Take each line of the material that includes "number" and copy it.

[Opening Material for the task section]

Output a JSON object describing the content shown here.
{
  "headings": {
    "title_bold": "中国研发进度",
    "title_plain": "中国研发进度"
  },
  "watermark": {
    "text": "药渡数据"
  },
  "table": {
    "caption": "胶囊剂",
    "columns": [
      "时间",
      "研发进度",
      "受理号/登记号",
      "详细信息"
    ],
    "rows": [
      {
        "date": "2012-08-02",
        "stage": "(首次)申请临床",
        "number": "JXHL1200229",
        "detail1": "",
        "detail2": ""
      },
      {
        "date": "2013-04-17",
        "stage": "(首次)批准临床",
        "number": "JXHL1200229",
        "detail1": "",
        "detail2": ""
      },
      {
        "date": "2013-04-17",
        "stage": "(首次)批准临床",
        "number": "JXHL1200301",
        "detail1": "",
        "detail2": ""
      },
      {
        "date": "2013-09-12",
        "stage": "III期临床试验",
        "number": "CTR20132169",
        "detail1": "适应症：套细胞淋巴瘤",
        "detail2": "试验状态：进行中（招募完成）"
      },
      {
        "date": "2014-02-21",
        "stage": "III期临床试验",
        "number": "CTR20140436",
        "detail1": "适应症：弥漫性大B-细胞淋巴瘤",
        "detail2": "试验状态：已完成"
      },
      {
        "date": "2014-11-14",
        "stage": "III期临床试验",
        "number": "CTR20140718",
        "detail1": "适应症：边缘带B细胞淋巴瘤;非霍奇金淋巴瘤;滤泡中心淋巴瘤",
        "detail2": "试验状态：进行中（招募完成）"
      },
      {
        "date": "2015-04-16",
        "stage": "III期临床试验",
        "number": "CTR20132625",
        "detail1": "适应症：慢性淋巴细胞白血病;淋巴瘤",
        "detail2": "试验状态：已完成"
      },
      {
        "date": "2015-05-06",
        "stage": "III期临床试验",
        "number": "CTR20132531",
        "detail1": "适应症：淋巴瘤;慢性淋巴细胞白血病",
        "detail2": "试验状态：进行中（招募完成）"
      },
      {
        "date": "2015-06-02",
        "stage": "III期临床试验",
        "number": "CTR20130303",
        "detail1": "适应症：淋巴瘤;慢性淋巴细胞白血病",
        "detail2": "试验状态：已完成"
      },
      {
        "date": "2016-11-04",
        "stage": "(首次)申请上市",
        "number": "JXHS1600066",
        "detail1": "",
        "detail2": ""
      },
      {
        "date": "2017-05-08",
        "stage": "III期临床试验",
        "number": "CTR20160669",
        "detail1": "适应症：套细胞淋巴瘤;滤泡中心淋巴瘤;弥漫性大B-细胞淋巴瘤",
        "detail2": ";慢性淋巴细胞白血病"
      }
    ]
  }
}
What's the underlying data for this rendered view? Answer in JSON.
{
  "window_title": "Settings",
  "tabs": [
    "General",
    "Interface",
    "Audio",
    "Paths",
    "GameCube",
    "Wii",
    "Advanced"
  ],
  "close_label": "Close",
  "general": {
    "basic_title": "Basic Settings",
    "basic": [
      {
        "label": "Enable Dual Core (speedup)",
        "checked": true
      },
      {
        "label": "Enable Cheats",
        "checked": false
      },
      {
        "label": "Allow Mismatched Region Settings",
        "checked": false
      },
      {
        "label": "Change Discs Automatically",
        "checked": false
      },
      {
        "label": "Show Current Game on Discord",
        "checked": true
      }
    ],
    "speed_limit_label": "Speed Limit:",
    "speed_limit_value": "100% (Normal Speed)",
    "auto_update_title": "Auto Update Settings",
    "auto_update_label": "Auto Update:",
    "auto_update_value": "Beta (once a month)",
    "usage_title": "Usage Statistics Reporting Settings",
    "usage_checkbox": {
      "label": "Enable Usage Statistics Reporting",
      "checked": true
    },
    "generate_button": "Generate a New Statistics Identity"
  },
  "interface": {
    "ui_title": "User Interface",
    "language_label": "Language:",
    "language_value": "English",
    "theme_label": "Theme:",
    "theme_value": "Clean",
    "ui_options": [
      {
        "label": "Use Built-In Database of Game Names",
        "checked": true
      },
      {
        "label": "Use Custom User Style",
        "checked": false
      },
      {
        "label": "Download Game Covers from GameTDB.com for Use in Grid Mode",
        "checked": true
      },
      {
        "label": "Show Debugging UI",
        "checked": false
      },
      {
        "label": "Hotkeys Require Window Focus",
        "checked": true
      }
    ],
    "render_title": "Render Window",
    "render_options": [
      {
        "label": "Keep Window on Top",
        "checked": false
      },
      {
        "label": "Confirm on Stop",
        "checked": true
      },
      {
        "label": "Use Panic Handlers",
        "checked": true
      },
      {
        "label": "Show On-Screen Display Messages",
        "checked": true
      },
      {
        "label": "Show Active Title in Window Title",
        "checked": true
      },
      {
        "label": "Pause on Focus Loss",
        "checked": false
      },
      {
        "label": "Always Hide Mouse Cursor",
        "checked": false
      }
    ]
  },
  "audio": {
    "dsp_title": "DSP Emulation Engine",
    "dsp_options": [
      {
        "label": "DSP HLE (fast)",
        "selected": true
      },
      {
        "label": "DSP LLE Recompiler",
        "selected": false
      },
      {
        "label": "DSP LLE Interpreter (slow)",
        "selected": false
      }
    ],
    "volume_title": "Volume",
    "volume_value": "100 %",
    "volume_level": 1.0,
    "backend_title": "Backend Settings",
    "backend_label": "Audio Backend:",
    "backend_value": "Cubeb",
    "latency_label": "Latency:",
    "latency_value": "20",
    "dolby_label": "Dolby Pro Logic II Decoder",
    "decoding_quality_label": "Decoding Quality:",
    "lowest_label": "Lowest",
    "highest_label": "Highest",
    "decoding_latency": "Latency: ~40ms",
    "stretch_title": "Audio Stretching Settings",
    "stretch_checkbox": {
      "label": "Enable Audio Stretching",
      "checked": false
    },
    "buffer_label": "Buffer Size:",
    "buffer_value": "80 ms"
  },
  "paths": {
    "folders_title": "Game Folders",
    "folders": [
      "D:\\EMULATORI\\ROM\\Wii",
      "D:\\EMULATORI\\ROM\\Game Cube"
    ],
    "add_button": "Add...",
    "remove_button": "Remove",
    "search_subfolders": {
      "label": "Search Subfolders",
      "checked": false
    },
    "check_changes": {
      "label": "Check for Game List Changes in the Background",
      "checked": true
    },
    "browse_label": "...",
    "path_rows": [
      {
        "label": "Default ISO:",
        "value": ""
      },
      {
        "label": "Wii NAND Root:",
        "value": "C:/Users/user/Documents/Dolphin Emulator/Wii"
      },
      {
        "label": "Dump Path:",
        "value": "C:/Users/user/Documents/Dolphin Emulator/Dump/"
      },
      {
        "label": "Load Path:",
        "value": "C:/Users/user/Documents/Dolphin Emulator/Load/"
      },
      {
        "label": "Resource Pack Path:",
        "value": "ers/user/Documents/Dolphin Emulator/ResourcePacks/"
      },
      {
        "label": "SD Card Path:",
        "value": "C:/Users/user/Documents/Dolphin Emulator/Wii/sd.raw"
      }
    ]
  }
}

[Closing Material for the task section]

• [Output of the exercise]
        "number": "JXHL1200229",
        "number": "JXHL1200229",
        "number": "JXHL1200301",
        "number": "CTR20132169",
        "number": "CTR20140436",
        "number": "CTR20140718",
        "number": "CTR20132625",
        "number": "CTR20132531",
        "number": "CTR20130303",
        "number": "JXHS1600066",
        "number": "CTR20160669",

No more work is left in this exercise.